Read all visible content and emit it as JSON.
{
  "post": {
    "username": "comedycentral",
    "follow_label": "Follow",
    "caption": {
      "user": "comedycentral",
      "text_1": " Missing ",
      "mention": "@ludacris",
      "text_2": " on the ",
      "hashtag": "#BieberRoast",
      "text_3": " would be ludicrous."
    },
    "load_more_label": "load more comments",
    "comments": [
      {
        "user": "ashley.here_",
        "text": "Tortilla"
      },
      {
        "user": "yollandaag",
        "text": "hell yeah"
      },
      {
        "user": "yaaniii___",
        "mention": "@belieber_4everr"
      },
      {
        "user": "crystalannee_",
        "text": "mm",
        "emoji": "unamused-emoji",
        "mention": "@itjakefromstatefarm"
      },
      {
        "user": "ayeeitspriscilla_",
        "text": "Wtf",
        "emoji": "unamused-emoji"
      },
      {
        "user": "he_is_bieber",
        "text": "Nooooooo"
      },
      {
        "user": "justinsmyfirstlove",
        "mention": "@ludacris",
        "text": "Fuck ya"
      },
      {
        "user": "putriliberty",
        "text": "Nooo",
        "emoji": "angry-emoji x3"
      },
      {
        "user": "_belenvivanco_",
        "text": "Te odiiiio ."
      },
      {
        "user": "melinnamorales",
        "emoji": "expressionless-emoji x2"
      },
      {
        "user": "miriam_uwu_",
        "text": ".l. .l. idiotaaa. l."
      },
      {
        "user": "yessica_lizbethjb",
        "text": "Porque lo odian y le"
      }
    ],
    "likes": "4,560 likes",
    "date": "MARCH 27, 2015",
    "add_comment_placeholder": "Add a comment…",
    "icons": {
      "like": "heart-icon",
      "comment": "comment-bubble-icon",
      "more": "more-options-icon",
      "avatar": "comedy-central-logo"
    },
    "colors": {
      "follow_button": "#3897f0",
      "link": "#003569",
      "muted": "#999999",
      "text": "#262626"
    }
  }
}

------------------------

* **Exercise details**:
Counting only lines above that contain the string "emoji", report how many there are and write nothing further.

* **Task output**:
4